I run a lot of interviews with testers, and these conversations I love most about my job. It is very important for me to create a space where people feel free and safe to share their stories, wishes, desires and fears with me. Sometimes, after a talk I get the feedback: “Thank you. I just realized I never talked to anyone that openly about myself. It was a very nice experience to reflect on myself”, which always leaves me with joy and gratefulness.
I also love to share knowledge and perspectives, as well as being able to never stop learning. In recent years, research on sexuality has become less stigmatized, and a lot of great articles and new insights are published every month. I love that I have the opportunity to educate myself and stay up to date.
"Sharing knowledge, educating people and in the end empowering them to experience pleasure and self-determined sexuality on their own terms are the biggest motivations for me to do the work I am doing."
- Elisabeth Neumann
3. What do you think is not talked about enough in relation to conversations about sex and sexual wellness?
Many topics are discussed, but the conversation stays quite superficial or don’t give people a better understanding of how to approach them. Let’s talk about consent as an example: While the importance of consent is often emphasized, discussions around the nuances of consent and effective communication during sexual encounters can be lacking.
Also, conversations about sex often focus on reproductive health or preventing negative outcomes, such as unwanted pregnancies or sexually transmitted infections, especially in educational contexts. However, discussions about pleasure and orgasm equality are equally important. This includes exploring and normalizing the idea that all individuals have a right to experience pleasure and that sexual encounters should be mutually satisfying.
4. How do you think the conversation about sex has improved or worsened in recent years?
In Western countries, conversations about sex have increased, hit the mainstream and de-stigmatized and normalized a variety of sexual behavior in recent years. Examples of this are discussions about sexual health, queer identities, consent, boundaries, pleasure and kinks. This development is a relevant improvement because they open discussions and encourage us as a society to talk about things that haven’t been talked about before.
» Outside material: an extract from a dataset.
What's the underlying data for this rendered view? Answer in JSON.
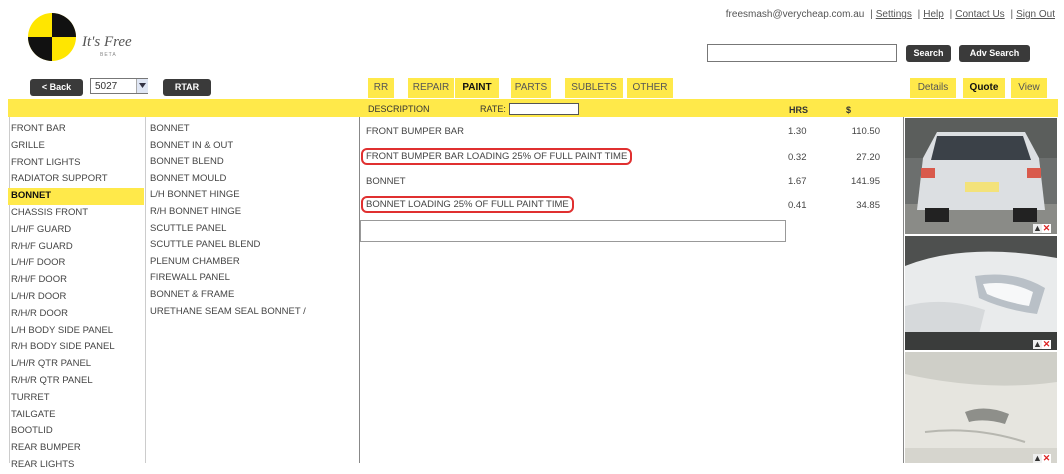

Sadly, with the increasing visibility of liberal sexuality, self-determined choices, and queer identities, we also had to observe the rise of a moral backlash. There are forces who want to ban access to sexual health, regulate queer and female bodies, and are against this development. In this sense, we observe a worsening of conversation in recent years.
5. What do you wish to influence with Lovehoney Group?
I want to encourage people to explore their own sexual desires and pleasures. It can be a very powerful experience to discover one pleasure, and I wish everyone to be free to experience and explore themselves as they wish. Sex toys can be a powerful tool for self-discovery. We often get feedback from users who had their first orgasm ever thanks to our products and connect with their bodies in a new way.
I also hope that we can influence and shift the discussions about sexuality and show that self-pleasure and pleasure in relationships are perfectly normal and can be fun!
"Discussions shape our reality, and the way new generations grow up, and they create options for people."
- Elisabeth Neumann
6. What is the importance of discussion especially in conservative regions like Asia?
Discussions shape our reality, and the way new generations grow up, and they create options for people. Discussions about sexual wellness are important because most people have many questions and insecurities around sexuality. There are many blurry expectations and social norms, while conversations about real experiences are missing. This creates insecurities. Discussions educate people, which is important to manage personal risk and make educated choices.
The more role models out there showing that it is ok to talk and care about one’s own sexual well-being, the more it will be normalized.
All image courtesy of Lovehoney Group.